Data about app and page elements:

----------------------------------------

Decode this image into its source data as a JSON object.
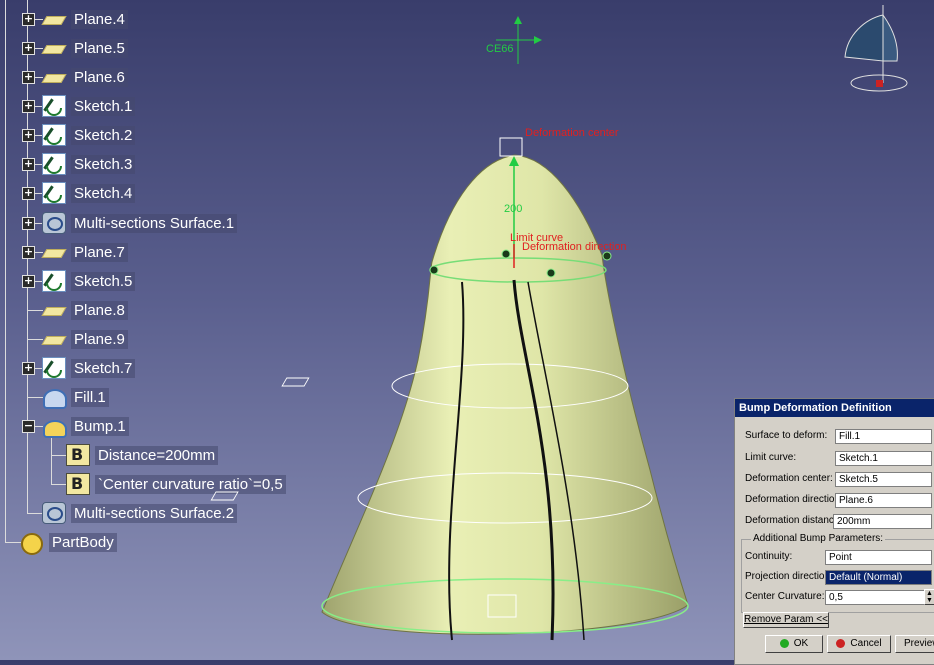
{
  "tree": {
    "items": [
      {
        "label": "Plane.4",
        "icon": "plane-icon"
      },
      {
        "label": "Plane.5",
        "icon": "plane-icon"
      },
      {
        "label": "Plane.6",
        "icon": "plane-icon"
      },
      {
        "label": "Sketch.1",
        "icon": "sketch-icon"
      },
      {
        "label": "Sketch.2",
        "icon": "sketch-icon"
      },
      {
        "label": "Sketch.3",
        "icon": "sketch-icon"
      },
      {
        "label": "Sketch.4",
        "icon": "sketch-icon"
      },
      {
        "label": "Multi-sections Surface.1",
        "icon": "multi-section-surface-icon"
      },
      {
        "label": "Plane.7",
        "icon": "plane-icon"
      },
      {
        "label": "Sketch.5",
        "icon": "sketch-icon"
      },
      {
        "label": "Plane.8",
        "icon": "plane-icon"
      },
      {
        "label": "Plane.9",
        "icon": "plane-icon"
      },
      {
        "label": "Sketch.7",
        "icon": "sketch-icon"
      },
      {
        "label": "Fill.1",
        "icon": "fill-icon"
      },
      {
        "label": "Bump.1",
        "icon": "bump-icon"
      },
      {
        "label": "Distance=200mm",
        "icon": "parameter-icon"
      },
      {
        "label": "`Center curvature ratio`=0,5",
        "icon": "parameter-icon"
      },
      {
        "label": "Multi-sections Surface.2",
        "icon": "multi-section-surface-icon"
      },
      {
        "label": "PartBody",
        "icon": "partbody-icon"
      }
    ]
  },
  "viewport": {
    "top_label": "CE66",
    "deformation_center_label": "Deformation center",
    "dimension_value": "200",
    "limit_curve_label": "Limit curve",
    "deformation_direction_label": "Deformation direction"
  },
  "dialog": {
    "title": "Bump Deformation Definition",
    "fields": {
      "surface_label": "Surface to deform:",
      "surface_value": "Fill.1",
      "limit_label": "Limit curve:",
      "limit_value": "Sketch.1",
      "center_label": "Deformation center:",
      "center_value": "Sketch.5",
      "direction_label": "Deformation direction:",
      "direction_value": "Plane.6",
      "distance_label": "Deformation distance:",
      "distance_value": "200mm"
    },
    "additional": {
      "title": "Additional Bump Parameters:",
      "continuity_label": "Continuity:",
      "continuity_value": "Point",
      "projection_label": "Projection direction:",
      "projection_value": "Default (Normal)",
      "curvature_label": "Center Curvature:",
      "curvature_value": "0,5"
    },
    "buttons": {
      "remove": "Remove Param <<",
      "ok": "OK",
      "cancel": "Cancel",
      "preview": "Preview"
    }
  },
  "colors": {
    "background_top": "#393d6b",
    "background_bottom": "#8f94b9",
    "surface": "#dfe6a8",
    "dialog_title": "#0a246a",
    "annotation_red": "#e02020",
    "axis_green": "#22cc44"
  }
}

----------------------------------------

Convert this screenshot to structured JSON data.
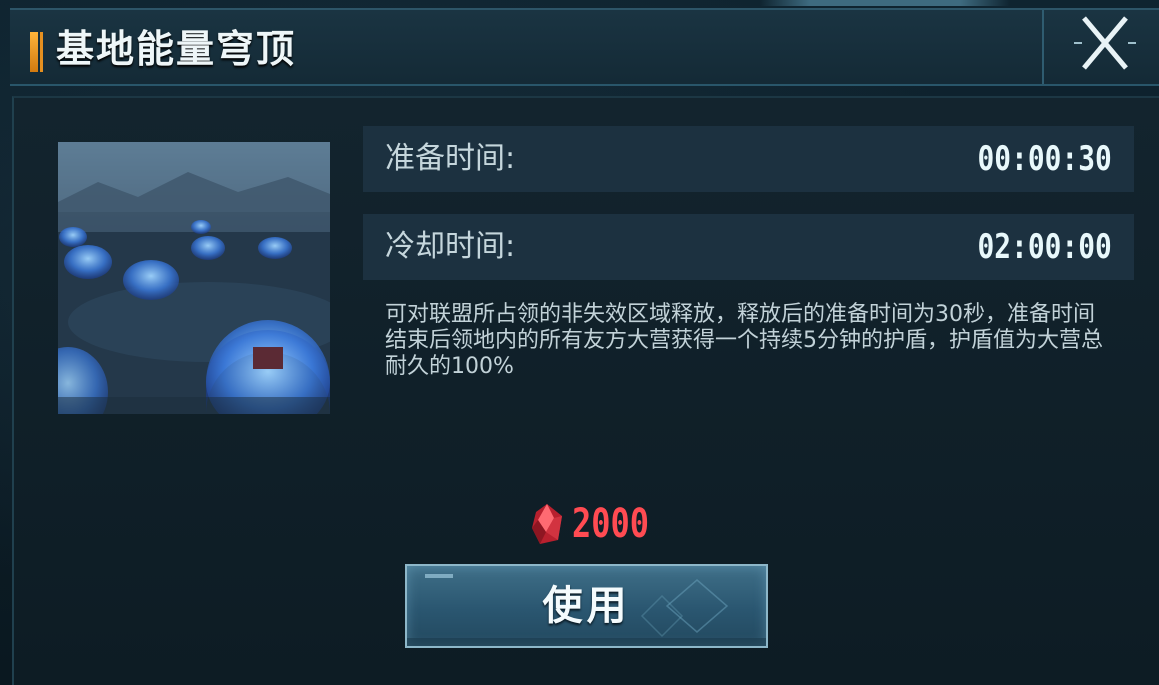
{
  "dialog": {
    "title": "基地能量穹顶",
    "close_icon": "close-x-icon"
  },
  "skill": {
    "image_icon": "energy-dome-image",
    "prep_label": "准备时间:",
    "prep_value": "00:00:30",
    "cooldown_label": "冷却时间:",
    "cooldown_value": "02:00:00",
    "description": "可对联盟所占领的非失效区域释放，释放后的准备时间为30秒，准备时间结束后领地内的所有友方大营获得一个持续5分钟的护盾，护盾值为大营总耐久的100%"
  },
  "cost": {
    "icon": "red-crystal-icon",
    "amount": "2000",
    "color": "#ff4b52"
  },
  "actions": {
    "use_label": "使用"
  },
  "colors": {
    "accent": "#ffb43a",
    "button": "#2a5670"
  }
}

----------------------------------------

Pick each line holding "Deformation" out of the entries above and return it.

Expected answer =>
    "deformation_center_label": "Deformation center",
    "deformation_direction_label": "Deformation direction"
    "title": "Bump Deformation Definition",
      "center_label": "Deformation center:",
      "direction_label": "Deformation direction:",
      "distance_label": "Deformation distance:",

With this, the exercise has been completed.